::: Exercise data

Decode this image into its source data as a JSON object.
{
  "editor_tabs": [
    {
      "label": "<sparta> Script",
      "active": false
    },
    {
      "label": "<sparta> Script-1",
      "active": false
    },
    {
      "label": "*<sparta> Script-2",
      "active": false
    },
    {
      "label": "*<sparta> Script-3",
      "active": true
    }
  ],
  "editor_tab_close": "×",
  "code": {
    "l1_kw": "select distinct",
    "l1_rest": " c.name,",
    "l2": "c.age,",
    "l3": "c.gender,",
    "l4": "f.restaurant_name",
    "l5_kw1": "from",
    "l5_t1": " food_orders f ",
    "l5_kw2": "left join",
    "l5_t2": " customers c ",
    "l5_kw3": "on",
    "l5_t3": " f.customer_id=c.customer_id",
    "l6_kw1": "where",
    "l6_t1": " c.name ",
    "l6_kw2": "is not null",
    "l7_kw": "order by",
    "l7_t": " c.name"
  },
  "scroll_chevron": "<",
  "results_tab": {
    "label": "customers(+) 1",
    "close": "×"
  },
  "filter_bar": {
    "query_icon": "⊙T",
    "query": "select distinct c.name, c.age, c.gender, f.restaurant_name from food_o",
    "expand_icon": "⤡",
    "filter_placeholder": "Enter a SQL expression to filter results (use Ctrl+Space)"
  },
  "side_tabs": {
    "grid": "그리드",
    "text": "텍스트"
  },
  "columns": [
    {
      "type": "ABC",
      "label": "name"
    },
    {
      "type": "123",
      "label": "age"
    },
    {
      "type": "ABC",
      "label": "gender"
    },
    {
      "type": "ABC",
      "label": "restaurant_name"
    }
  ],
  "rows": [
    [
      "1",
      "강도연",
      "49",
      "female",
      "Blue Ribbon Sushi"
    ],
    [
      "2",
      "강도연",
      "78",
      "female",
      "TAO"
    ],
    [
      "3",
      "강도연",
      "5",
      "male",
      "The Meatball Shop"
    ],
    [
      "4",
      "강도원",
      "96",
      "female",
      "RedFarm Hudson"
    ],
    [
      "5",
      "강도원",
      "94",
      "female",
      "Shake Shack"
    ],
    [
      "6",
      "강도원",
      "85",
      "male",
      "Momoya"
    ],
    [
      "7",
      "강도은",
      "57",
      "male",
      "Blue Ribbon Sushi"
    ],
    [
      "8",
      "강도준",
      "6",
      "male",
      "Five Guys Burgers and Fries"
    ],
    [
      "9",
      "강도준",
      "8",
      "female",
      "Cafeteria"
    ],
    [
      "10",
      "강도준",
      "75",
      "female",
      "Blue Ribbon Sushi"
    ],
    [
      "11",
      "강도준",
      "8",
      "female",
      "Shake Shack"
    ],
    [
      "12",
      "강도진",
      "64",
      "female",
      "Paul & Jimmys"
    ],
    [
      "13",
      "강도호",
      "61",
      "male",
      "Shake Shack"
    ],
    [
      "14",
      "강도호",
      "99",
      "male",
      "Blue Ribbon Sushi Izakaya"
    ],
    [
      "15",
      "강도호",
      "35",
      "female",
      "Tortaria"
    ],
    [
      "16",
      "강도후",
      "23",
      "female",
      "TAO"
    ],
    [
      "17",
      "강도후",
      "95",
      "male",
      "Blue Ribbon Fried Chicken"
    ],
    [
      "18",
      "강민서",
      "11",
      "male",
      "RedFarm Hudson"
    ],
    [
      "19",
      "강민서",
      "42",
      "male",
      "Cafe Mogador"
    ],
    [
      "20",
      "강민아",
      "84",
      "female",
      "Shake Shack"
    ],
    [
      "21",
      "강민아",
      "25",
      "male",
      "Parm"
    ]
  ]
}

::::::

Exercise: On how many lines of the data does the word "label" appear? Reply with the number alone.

Exercise output: 9